[The data — start]

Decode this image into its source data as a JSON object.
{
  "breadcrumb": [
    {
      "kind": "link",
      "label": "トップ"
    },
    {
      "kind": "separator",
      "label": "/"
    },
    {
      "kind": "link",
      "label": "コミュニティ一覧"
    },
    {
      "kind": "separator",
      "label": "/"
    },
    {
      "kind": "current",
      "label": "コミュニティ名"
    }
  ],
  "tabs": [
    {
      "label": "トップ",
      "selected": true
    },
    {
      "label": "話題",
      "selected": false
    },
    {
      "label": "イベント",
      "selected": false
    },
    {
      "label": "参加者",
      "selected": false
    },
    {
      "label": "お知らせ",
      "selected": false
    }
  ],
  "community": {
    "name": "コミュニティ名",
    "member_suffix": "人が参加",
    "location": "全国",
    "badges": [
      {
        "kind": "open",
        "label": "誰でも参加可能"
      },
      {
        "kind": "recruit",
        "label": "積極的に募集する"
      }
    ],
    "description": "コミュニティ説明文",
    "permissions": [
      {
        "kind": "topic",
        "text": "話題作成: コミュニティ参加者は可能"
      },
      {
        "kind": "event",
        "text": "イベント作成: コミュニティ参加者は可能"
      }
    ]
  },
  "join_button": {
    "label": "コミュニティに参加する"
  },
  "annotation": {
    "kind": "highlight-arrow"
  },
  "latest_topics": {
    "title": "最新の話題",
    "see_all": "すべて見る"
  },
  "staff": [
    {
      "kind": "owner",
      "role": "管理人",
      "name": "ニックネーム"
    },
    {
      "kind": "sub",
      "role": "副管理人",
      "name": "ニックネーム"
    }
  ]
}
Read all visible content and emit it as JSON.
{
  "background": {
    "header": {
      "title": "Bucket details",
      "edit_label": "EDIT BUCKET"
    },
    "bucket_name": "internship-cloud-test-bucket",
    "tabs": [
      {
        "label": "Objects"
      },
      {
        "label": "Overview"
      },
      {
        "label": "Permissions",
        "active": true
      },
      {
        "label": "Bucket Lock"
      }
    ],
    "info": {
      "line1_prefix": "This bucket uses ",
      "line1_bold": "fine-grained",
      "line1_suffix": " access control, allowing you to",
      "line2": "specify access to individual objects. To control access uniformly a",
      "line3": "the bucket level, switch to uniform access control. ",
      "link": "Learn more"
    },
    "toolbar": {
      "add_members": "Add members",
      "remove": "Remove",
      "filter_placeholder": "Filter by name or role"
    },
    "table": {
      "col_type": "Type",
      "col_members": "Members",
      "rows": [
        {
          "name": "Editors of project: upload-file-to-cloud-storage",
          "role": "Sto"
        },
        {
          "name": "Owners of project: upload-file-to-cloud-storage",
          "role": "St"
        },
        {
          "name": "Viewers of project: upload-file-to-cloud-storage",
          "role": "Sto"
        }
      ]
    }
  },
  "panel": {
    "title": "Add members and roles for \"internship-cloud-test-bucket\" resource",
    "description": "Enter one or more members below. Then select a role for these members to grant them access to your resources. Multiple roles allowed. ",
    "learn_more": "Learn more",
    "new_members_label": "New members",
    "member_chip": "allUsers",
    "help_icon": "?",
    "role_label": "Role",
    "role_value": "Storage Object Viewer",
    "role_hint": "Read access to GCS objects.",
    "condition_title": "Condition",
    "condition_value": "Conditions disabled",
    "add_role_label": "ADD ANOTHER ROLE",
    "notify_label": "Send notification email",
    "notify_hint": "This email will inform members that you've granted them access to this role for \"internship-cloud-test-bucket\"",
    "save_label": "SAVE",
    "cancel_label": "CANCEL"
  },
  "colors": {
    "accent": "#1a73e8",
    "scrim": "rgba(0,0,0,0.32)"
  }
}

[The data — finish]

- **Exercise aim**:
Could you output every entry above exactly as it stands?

- **Response to the exercise**:
Decode this image into its source data as a JSON object.
{
  "breadcrumb": [
    {
      "kind": "link",
      "label": "トップ"
    },
    {
      "kind": "separator",
      "label": "/"
    },
    {
      "kind": "link",
      "label": "コミュニティ一覧"
    },
    {
      "kind": "separator",
      "label": "/"
    },
    {
      "kind": "current",
      "label": "コミュニティ名"
    }
  ],
  "tabs": [
    {
      "label": "トップ",
      "selected": true
    },
    {
      "label": "話題",
      "selected": false
    },
    {
      "label": "イベント",
      "selected": false
    },
    {
      "label": "参加者",
      "selected": false
    },
    {
      "label": "お知らせ",
      "selected": false
    }
  ],
  "community": {
    "name": "コミュニティ名",
    "member_suffix": "人が参加",
    "location": "全国",
    "badges": [
      {
        "kind": "open",
        "label": "誰でも参加可能"
      },
      {
        "kind": "recruit",
        "label": "積極的に募集する"
      }
    ],
    "description": "コミュニティ説明文",
    "permissions": [
      {
        "kind": "topic",
        "text": "話題作成: コミュニティ参加者は可能"
      },
      {
        "kind": "event",
        "text": "イベント作成: コミュニティ参加者は可能"
      }
    ]
  },
  "join_button": {
    "label": "コミュニティに参加する"
  },
  "annotation": {
    "kind": "highlight-arrow"
  },
  "latest_topics": {
    "title": "最新の話題",
    "see_all": "すべて見る"
  },
  "staff": [
    {
      "kind": "owner",
      "role": "管理人",
      "name": "ニックネーム"
    },
    {
      "kind": "sub",
      "role": "副管理人",
      "name": "ニックネーム"
    }
  ]
}
Read all visible content and emit it as JSON.
{
  "background": {
    "header": {
      "title": "Bucket details",
      "edit_label": "EDIT BUCKET"
    },
    "bucket_name": "internship-cloud-test-bucket",
    "tabs": [
      {
        "label": "Objects"
      },
      {
        "label": "Overview"
      },
      {
        "label": "Permissions",
        "active": true
      },
      {
        "label": "Bucket Lock"
      }
    ],
    "info": {
      "line1_prefix": "This bucket uses ",
      "line1_bold": "fine-grained",
      "line1_suffix": " access control, allowing you to",
      "line2": "specify access to individual objects. To control access uniformly a",
      "line3": "the bucket level, switch to uniform access control. ",
      "link": "Learn more"
    },
    "toolbar": {
      "add_members": "Add members",
      "remove": "Remove",
      "filter_placeholder": "Filter by name or role"
    },
    "table": {
      "col_type": "Type",
      "col_members": "Members",
      "rows": [
        {
          "name": "Editors of project: upload-file-to-cloud-storage",
          "role": "Sto"
        },
        {
          "name": "Owners of project: upload-file-to-cloud-storage",
          "role": "St"
        },
        {
          "name": "Viewers of project: upload-file-to-cloud-storage",
          "role": "Sto"
        }
      ]
    }
  },
  "panel": {
    "title": "Add members and roles for \"internship-cloud-test-bucket\" resource",
    "description": "Enter one or more members below. Then select a role for these members to grant them access to your resources. Multiple roles allowed. ",
    "learn_more": "Learn more",
    "new_members_label": "New members",
    "member_chip": "allUsers",
    "help_icon": "?",
    "role_label": "Role",
    "role_value": "Storage Object Viewer",
    "role_hint": "Read access to GCS objects.",
    "condition_title": "Condition",
    "condition_value": "Conditions disabled",
    "add_role_label": "ADD ANOTHER ROLE",
    "notify_label": "Send notification email",
    "notify_hint": "This email will inform members that you've granted them access to this role for \"internship-cloud-test-bucket\"",
    "save_label": "SAVE",
    "cancel_label": "CANCEL"
  },
  "colors": {
    "accent": "#1a73e8",
    "scrim": "rgba(0,0,0,0.32)"
  }
}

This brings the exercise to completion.